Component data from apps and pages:
»»
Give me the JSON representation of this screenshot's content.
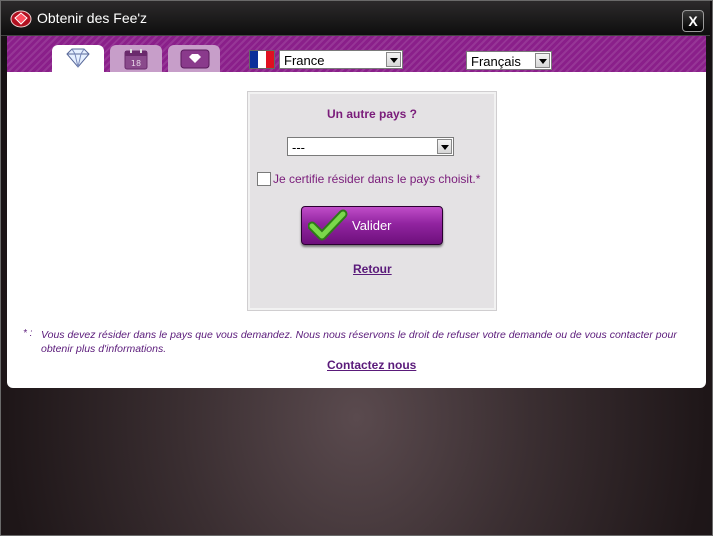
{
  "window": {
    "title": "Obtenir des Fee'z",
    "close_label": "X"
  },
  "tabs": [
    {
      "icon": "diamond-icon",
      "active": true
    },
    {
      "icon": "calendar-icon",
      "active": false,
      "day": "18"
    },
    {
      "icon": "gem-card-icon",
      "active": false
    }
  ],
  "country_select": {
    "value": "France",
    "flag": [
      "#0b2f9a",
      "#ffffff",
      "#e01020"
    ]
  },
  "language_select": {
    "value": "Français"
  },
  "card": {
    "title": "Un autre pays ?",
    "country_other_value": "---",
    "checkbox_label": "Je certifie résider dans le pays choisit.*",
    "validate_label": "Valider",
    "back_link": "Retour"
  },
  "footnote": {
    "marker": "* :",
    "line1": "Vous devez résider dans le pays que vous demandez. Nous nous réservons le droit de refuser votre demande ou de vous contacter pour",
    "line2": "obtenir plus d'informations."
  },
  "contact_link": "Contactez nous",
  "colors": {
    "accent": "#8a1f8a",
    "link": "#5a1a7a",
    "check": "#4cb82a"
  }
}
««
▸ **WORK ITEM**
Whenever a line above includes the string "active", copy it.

▸ **RESULT BELOW**
      "active": true
      "active": false,
      "active": false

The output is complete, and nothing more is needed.